The Magistrate may, after giving the aggrieved person and the respondent an opportunity of being heard and on being prima facie satisfied that domestic violence has taken place or is likely to take place, pass a protection order in favour of the aggrieved person and prohibit the respondent from-
(a) committing any act of domestic violence;
(b) aiding or abetting in the commission of acts of domestic violence;
(c) entering the place of employment of the aggrieved person or, if the person aggrieved is a child, its school or any other place frequented by the aggrieved person;
(d) attempting to communicate in any form, whatsoever, with the aggrieved person, including personal, oral or written or electronic or telephonic contact;
(e) alienating any assets, operating bank lockers or bank accounts used or held or enjoyed by both the parties, jointly by the aggrieved person and the respondent or singly by the respondent, including her stridhan or any other property held either jointly by the parties or separately by them without the leave of the Magistrate;
(f) causing violence to the dependants, other relatives or any person who give the aggrieved person assistance from domestic violence;
(g) committing any other act as specified in the protection order.
Comment: The key thing is that protection order cannot be passed against you ex-parte (before you haven’t appeared in court), so magistrate has to hear your side of story before passing any protection order. I believe the opportunity given to respondent will be a reasonable opportunity, but the judge will not wait beyond multiple hearings if the husband chooses not to appear in court.

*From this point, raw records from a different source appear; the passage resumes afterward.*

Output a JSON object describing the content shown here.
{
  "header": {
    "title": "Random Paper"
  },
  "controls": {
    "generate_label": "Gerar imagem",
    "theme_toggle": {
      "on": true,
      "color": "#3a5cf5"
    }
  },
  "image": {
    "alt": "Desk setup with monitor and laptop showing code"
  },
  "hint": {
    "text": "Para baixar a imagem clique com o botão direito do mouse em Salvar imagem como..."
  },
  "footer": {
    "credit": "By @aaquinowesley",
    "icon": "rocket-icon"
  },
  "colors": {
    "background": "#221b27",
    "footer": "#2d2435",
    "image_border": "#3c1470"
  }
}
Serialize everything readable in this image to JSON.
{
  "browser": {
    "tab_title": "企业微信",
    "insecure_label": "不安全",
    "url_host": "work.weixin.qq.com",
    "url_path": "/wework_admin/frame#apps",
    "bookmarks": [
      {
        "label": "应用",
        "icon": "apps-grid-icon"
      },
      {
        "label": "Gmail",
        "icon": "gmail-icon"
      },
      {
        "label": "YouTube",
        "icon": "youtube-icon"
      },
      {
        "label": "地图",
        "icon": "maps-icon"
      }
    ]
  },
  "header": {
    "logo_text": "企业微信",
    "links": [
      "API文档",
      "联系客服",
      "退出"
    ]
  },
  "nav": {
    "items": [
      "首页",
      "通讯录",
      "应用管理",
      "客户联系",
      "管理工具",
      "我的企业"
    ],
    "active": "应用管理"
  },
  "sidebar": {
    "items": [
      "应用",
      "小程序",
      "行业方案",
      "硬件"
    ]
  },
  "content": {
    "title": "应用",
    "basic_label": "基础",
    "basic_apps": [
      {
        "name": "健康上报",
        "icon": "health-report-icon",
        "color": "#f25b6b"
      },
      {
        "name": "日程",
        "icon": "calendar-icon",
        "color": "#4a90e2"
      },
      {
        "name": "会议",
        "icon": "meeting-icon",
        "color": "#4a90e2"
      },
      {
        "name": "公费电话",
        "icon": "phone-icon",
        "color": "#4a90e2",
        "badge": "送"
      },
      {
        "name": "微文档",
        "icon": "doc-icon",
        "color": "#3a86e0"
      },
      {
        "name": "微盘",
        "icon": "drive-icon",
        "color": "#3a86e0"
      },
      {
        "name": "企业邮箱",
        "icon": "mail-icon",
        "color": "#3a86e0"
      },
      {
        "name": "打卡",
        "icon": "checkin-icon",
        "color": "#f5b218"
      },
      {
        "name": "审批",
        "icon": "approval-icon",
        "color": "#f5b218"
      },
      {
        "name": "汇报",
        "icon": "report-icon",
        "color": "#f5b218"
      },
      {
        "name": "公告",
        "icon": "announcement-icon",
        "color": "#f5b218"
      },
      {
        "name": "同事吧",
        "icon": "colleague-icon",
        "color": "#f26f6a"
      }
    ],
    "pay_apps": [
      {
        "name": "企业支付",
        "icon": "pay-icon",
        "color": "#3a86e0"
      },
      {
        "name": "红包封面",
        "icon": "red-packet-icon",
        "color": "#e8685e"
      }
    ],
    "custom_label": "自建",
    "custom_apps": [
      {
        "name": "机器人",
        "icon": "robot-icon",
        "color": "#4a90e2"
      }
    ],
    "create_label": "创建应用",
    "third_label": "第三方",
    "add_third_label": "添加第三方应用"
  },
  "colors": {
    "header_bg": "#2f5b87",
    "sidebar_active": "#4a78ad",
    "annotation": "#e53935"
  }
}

Also, if protection order is issued, one should not communicate with wife as given in 18(d) except while inside open court, during court appointed mediation, counselling sessions etc. when an official is present. Because otherwise it can be construed as violation of protection order if the wife chooses to make a complaint. Violation of protection order is covered in Section 31 and can lead to a jail term too, though on the ground we (MRAs) haven’t seen any such case so far.